Work to complete
Scan the data below for the string "especialidad". Copy every line where it appears.

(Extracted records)
● ● ●

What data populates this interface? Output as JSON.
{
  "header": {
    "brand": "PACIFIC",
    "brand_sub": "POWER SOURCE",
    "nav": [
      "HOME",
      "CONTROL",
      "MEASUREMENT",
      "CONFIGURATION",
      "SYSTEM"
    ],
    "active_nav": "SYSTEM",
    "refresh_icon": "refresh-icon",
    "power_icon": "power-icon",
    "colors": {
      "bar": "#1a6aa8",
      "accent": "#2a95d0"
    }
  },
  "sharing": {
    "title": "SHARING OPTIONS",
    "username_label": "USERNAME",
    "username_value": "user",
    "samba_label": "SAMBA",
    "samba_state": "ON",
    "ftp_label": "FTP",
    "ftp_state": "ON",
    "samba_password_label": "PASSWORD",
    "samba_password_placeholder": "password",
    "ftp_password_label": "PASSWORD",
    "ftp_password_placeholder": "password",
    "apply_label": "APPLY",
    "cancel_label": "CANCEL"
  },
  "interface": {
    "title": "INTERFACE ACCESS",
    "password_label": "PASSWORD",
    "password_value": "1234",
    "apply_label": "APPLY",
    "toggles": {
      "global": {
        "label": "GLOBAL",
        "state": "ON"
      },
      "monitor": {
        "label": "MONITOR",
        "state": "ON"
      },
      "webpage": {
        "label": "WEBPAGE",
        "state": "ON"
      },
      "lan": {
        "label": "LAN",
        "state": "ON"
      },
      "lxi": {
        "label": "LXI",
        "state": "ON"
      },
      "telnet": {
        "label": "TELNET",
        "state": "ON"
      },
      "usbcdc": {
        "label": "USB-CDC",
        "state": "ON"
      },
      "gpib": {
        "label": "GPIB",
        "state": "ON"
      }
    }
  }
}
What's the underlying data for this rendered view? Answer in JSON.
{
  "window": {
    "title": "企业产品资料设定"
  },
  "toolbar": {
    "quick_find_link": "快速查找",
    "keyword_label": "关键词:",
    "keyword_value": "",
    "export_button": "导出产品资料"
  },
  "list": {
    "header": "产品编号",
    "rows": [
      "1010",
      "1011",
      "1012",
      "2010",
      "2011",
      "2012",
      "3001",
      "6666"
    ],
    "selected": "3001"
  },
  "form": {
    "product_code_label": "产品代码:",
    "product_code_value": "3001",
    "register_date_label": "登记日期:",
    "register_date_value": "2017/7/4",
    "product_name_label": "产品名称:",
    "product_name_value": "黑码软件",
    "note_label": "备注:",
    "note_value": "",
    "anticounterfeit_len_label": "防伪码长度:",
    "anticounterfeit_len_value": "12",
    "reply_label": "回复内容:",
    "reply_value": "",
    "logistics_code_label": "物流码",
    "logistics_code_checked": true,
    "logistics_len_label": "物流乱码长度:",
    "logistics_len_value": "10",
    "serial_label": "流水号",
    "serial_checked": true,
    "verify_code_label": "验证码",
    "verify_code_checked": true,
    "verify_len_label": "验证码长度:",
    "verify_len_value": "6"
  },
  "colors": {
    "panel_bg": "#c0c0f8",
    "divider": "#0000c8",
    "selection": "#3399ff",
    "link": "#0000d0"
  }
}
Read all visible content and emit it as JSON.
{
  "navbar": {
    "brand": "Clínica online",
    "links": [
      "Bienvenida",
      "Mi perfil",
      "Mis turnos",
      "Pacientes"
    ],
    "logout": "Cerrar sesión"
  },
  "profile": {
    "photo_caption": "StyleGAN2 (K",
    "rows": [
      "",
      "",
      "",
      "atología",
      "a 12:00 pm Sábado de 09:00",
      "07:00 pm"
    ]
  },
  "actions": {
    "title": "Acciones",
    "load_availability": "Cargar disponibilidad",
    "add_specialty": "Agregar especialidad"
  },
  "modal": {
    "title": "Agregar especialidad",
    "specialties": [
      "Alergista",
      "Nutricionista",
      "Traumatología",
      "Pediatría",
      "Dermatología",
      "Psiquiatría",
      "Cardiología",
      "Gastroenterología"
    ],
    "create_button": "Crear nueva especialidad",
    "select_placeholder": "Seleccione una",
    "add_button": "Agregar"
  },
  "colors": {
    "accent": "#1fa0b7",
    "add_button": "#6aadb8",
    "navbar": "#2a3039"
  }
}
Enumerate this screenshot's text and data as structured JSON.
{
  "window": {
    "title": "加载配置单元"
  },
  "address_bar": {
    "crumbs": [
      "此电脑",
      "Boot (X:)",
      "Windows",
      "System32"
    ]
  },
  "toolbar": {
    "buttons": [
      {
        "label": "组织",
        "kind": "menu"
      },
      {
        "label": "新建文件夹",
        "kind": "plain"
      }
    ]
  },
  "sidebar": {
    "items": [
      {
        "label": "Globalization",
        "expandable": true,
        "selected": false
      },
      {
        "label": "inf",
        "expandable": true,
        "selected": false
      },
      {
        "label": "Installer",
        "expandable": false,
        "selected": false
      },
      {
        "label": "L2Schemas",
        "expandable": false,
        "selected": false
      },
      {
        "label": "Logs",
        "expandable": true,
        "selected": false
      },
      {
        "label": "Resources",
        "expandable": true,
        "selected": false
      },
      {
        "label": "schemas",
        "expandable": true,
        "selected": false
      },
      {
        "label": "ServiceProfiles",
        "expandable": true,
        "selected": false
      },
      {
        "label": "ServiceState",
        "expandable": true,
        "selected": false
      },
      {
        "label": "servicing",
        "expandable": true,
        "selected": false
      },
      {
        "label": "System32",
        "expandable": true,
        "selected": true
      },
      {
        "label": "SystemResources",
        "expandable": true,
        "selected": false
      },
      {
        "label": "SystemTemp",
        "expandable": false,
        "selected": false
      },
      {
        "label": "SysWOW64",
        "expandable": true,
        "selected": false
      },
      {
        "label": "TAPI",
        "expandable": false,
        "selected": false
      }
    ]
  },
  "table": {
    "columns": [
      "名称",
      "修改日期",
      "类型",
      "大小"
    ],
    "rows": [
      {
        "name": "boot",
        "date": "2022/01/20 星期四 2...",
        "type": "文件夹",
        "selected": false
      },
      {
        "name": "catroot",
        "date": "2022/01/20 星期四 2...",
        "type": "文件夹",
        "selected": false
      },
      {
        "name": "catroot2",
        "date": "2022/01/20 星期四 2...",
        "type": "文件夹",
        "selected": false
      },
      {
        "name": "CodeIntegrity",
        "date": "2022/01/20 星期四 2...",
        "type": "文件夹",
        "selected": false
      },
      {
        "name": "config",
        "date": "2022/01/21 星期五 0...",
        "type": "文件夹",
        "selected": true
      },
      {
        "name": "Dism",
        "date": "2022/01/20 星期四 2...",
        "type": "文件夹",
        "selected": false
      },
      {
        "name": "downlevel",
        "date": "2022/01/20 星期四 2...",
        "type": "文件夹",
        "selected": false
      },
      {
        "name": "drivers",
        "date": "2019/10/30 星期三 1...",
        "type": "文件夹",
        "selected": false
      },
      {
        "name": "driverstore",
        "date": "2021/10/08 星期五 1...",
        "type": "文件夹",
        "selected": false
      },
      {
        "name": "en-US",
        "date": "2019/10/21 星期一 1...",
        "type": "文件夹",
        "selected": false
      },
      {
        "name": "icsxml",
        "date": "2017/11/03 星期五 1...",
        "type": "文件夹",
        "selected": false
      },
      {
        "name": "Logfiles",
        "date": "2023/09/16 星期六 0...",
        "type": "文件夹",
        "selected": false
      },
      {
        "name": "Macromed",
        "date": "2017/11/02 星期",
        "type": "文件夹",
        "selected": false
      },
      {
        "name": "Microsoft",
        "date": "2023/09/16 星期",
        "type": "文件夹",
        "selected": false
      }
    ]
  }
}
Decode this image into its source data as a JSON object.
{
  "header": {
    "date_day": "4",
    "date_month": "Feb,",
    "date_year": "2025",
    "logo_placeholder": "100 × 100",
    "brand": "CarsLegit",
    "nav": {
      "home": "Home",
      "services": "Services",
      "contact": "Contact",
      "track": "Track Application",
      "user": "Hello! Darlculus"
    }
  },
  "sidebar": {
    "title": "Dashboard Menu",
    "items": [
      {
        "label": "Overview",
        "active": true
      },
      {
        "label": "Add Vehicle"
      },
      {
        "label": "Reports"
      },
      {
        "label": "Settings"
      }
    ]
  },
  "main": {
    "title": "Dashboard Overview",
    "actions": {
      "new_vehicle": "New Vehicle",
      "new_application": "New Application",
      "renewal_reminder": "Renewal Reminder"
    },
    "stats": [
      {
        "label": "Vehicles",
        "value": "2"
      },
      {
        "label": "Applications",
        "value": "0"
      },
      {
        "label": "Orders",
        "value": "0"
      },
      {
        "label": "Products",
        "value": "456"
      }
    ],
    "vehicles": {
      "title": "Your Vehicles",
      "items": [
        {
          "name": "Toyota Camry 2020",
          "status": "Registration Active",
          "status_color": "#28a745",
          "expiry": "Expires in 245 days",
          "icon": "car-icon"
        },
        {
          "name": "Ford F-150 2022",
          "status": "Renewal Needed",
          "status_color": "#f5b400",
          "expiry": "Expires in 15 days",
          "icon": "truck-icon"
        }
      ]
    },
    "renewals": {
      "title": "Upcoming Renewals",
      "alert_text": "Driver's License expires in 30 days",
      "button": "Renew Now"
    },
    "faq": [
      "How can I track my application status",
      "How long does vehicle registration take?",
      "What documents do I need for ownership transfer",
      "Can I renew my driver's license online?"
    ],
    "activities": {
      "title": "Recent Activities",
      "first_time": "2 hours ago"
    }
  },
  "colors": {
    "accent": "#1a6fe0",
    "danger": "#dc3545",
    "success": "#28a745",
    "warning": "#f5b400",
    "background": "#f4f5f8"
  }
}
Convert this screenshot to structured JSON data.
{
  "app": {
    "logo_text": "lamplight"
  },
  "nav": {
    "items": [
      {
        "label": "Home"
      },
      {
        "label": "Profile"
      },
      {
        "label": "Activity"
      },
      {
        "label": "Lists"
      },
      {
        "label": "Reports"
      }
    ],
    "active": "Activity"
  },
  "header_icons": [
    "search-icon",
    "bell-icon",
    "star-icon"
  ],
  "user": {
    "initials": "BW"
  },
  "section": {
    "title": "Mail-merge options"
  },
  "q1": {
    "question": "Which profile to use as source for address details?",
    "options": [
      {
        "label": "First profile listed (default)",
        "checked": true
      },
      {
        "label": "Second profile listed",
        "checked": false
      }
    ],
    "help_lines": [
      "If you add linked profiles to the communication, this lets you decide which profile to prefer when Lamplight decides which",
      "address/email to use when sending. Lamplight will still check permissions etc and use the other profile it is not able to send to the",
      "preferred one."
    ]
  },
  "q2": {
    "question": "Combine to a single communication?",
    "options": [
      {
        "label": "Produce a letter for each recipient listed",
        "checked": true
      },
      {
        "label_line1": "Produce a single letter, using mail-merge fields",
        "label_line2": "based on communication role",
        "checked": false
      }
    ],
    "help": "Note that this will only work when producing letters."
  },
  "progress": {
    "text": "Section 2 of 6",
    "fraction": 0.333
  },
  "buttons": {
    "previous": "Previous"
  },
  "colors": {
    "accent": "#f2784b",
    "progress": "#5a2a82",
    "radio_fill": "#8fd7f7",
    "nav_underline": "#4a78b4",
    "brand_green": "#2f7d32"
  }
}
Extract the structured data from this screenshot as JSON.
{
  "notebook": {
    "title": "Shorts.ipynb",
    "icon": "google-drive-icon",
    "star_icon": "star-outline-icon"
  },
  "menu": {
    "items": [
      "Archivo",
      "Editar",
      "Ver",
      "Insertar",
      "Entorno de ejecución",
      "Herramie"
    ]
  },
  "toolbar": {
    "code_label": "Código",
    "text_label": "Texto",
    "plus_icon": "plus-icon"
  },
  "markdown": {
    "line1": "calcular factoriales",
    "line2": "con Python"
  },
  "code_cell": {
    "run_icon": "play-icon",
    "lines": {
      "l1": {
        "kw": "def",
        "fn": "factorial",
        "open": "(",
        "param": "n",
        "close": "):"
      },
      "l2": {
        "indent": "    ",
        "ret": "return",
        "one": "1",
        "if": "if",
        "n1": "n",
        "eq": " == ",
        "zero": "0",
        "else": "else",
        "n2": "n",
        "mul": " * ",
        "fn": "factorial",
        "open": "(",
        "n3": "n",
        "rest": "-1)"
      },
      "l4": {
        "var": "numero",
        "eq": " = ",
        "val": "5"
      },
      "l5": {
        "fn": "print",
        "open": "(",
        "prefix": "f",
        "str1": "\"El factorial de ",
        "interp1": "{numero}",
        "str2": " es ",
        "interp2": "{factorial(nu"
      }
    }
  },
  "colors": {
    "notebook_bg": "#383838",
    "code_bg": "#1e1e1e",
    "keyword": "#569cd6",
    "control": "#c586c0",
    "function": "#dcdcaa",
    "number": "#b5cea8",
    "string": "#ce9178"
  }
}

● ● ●

Solution
    "add_specialty": "Agregar especialidad"
    "title": "Agregar especialidad",
    "create_button": "Crear nueva especialidad",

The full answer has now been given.